Arthur, Illinois, is an Amish community that is relatively unchanged since its founding more than 150 years ago. LaVern Schlabach lives there, less than three miles from the home where he was born 58 years ago. Like the other 900 or so households in the community, Schlabach’s has no television, internet, or cell phones. He’s used the internet a few times, but says “for me to find my way it would take all day.” Schlabach and his community, like other Amish, are Christians and they generally shun technology to keep a “safety net” around their culture, while at the same time contributing to the greater good when they can—like a community in Sugarcreek, Ohio which used their sewing and crafting skills to create hundreds of masks and face shields for Covid-19.

As Schlabach says, Amish culture is based around the family circle and keeping it intact, teaching children how to bake, care for animals, be self-sufficient, and above all, loved.

“Our salvation is not based on being Amish, it is based on accepting the blood of Jesus Christ and being forgiven for our sins, but we also recognize the safety of our culture,” says Schlabach. “If we don’t take care of that, our grandchildren won’t have that opportunity.”

In the last 20 years, some technology, like more landlines, and portable phones for construction workers have been introduced in Arthur, to support local businesses, and there might be a landline which a few families could share, Schlabach says.
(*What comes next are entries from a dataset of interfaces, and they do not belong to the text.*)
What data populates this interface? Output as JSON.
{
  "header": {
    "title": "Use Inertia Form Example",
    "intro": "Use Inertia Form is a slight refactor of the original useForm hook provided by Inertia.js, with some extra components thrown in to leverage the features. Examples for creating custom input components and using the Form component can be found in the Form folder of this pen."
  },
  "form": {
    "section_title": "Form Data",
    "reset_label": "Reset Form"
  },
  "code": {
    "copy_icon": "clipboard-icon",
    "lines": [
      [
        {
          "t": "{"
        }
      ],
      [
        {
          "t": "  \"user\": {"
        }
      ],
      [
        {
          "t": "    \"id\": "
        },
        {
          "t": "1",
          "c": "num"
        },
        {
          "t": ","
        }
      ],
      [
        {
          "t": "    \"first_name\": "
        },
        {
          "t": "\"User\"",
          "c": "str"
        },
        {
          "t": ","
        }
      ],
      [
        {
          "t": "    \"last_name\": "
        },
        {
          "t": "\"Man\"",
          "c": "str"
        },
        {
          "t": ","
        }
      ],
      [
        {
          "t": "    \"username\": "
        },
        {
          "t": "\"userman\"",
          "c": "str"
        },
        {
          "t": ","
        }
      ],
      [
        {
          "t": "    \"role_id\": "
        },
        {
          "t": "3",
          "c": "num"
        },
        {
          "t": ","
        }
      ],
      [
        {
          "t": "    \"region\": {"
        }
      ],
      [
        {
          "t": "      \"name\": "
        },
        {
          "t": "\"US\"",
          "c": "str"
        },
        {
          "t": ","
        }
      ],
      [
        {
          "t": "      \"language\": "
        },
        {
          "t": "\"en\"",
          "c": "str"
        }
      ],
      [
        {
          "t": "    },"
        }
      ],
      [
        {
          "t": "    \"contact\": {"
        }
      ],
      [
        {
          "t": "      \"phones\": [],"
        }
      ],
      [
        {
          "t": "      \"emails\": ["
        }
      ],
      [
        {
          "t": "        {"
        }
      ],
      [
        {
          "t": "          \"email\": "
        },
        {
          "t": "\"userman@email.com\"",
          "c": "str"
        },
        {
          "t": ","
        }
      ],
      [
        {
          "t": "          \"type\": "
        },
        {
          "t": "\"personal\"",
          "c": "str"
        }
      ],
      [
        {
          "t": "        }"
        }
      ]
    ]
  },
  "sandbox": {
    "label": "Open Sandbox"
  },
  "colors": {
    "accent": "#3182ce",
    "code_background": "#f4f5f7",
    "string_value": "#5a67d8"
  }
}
For example, Schlabach does have access to a landline, which he uses for his custom furniture business, which he started in 1988 and now employs 50 people, but that phone is in a separate building. He can also receive and send emails, but the messages are delivered to him from a third party via fax. It’s possible that as technology evolves, a ‘council of elders,’ the community’s decision-makers, might introduce more changes, he says. Maybe even the internet. He adds: “The world around us keeps changing, we are not trying to keep up with that, but we are still trying to communicate so we can do business.”

Schlabach has never known another way and says to allow technology in, would take away from the “family circle” focus on each other—his wife of 40 years, six children, and 33 grandchildren. 

“It’s not beneficial to the family circle—it creates individualism instead of togetherness. A cell phone used for business and business only, that is one thing,” says Schlabach. “In the evening, we like to get together to play games and do something as a family. Just sit down and visit. I don’t know how we would have time for that if we had smartphones and iPhones and all that. It’s quiet. There is no interruption from the outside.”

Schlabach says keeping the circle intact is particularly important for Arthur’s young people: “For a young person there is so much bad information available at the fingertip. TVs were big, now, today, a young person can reach out and put something in their pocket that is worse than any TV ever was.”

He’s seen the negative effects of technology while outside of Arthur (he only rides a bicycle or drives a horse and buggy, but will use a shuttle service if he needs to travel beyond the village), for example, at a business lunch, where he noticed a group of people at the next table who were more focused on their phones, than each other. He’s also seen what happens outside of the circle from a brother who decided to leave the community. 

“I think my brother realizes now raising children outside of the circle is much different than how he was raised. He is faced with things that he was never faced with growing up,” says Schlabach. He adds that protecting the circle is about maintaining a sense of peace and lack of fear. “How many people experience the rough roads and don’t know how to work it out? My grandparents and parents taught by example: They took us to church, we have our daily devotions that teach us how to work through the daily struggles. Do we ever run into situations where we are afraid? Yes, we do. But ok, it’s all in God’s hands. He will see us through.” 

Schlabach has his own reality, just like we all do. Whatever it is, it is based on what we are taught, on what’s around us. This ability to question it and develop new ways to make sense of it, is what makes us human. That’s true whether we believe the earth is flat, created by a higher power who is smarter than we are or who is guiding us to simple happiness.